“I just changed my stance a little bit. It’s made me more consistent,” Aquino says Turner Ward worked with him in spring training and that was the source of the change. Most notably (because, again, the Triple-A ball IS juiced compared to past seasons), his strikeout-rate is down six percent from two seasons ago.
Narciso Crook was there to serve as translator, but Aquino noted they’ve played together a long time, and I asked Crook what he saw. Crook said he can see that Aquino is making adjustments with every pitch now and keeping his overall approach simple.
Bull Durham is working with him for the first time, but noted what I’ve heard elsewhere, which is that his reputation was that he had trouble with breaking balls. “The young man has made some adjustments,” he said. “He’ll fall back to chasing balls in the dirt every now and again, but nobody’s perfect.”
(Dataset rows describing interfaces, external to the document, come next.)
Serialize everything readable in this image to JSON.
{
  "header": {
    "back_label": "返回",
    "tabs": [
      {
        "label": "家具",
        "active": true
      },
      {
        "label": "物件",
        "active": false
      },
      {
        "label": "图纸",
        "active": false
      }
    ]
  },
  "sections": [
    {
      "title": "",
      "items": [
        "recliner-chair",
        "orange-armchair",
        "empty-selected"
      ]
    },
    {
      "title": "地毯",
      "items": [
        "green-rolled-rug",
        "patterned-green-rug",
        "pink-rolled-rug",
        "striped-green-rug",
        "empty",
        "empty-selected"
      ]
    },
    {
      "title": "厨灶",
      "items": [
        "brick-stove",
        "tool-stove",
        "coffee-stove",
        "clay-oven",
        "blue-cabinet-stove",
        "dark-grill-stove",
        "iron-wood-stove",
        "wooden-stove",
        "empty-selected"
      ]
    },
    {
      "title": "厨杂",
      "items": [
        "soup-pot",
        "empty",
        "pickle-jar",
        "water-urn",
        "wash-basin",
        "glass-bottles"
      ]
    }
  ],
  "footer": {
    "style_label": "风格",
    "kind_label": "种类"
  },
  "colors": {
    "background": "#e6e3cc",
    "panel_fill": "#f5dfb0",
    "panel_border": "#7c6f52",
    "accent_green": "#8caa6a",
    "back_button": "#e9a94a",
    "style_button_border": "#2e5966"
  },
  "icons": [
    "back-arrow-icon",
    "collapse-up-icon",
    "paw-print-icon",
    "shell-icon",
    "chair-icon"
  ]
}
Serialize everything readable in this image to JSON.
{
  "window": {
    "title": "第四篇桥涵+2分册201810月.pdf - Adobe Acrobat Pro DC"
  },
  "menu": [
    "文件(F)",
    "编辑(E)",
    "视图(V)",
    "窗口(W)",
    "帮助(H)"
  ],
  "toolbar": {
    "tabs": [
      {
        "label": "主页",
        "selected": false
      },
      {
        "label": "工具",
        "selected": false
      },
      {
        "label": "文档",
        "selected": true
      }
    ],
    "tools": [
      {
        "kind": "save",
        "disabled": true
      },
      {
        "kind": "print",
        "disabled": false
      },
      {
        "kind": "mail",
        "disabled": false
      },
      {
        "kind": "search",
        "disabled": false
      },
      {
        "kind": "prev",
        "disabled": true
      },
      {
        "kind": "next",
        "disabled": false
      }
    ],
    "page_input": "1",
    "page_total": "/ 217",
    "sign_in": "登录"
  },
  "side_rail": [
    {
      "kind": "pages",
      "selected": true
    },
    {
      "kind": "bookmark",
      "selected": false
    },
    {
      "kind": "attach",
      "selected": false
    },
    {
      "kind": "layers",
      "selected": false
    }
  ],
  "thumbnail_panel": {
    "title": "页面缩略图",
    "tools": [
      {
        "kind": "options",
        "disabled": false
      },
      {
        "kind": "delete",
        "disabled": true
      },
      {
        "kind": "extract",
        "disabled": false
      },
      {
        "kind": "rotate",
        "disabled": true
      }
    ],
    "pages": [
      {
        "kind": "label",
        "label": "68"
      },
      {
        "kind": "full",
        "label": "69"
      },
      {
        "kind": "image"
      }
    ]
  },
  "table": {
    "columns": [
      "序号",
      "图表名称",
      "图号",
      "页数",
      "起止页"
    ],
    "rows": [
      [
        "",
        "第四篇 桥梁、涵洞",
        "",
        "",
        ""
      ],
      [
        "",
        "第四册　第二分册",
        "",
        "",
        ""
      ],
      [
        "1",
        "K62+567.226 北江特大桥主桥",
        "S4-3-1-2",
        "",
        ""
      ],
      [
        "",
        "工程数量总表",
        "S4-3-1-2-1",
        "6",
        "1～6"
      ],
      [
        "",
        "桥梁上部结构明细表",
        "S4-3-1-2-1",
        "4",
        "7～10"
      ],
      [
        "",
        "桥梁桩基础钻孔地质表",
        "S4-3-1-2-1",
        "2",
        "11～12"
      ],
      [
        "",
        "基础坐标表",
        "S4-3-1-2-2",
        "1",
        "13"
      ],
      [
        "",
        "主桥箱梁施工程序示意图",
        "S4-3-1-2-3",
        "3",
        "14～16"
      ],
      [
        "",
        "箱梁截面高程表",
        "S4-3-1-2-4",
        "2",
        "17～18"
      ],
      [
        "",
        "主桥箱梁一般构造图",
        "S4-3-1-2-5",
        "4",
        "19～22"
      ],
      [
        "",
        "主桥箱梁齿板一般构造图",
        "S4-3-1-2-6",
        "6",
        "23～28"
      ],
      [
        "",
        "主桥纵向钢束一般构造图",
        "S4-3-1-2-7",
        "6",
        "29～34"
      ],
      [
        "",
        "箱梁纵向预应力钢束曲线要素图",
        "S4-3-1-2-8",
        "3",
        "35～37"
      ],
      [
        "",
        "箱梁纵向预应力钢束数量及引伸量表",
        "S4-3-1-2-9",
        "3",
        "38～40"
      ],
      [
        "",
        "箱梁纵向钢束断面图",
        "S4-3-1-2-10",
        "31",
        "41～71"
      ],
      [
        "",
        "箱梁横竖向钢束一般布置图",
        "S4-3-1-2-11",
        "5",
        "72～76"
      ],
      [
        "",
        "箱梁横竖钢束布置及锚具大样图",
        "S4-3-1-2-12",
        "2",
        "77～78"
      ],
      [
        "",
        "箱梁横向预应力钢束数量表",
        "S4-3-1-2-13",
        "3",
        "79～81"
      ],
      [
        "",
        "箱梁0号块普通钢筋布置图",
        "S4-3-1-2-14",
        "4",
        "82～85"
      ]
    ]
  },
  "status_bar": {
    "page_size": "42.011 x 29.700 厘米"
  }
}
“There’s still some little things he needs to learn in order to compete at the next level. He’s gonna get there. The young man has a future.” When I asked specifically about his potential, Durham said, “He’s gonna be an everyday guy. I have a good feel for talent. I can recognize it.” It was a strong statement of support, but what does it mean for the Reds.
Well, first, Aquino’s numbers really are meaningfully different. Especially the strikeouts. At 25, he’s not outside the prospect window in terms of age and he had massive power. The transition to the big leagues is always the hardest, but between the shifting numbers, his changed approach, and the observations of those who work with him, it seems he certainly should be on the radar. His ascent gives the Reds a potential starting outfielder which they may very well need come 2020.